Immersion Corporation Announces Settlement and License Agreement with Google and Motorola Mobility Resolving Motorola Patent Litigation
SAN JOSE, Calif.--(BUSINESS WIRE)--Immersion Corporation (NASDAQ: IMMR), the leader in touch feedback technology development and licensing, today announced it entered into a settlement and license agreement with Google, Inc. and Motorola Mobility LLC, resolving the patent infringement litigation brought by Immersion against Motorola. The litigation was initiated based on Motorola's various uses of a simple form of haptic effects in its mobile devices, sometimes referred to as Basic Haptics. Under the settlement and license agreement, Immersion is receiving compensation for prior shipments of Motorola devices containing Basic Haptics technology, the parties have agreed to a license relating to future shipments of Motorola devices with Basic Haptics, and have resolved certain issues with respect to Google-branded smartphones containing Basic Haptics. The agreement does not extend to other manufacturers' handsets that use the Android operating system. As a result of the settlement, Immersion will dismiss all pending litigation between it and Motorola.

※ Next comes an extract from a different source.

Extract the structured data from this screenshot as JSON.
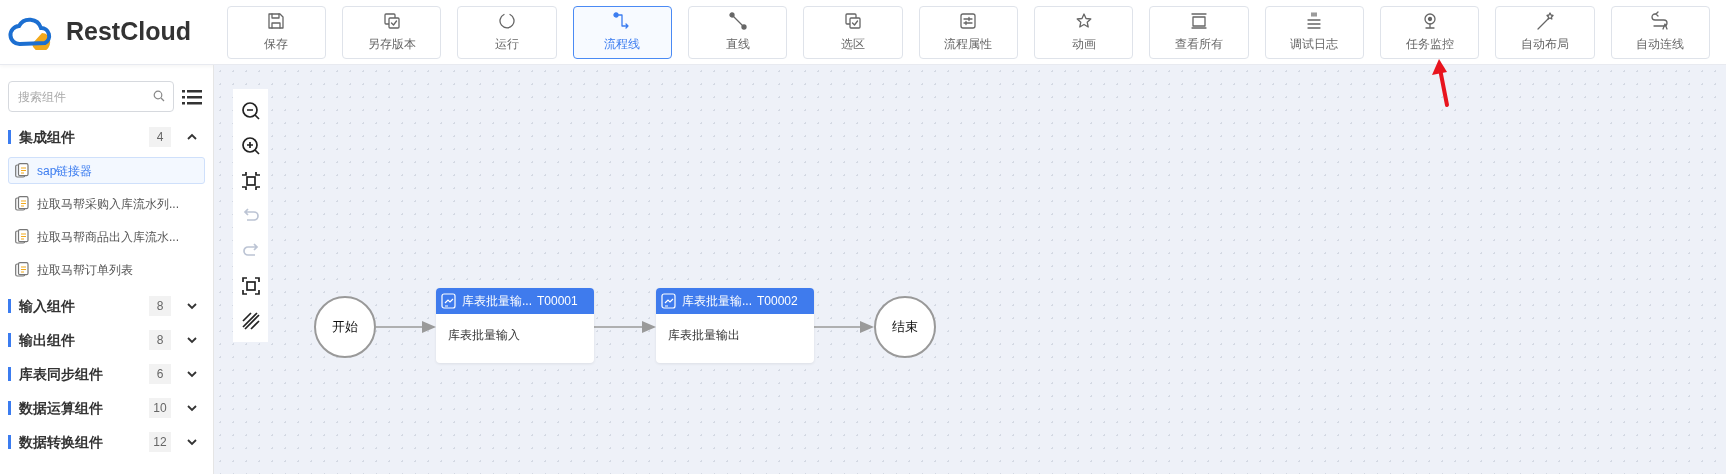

"The successful resolution of this case is a critical step in our overall strategy of enforcing and monetizing our intellectual property, including Basic Haptics, and we're pleased to achieve a settlement that is consistent with our business model, which is largely based on per unit running royalties," said Immersion CEO Victor Viegas. "We remain fully committed to enforcing our IP rights while continuing to innovate and create new technology and solutions for the mobile space. While the terms of the settlement will remain confidential and are not anticipated to have a material impact on our financial results for 2012, this settlement is a great step forward in validating the value of our IP portfolio and the investments we have made in the mobile market."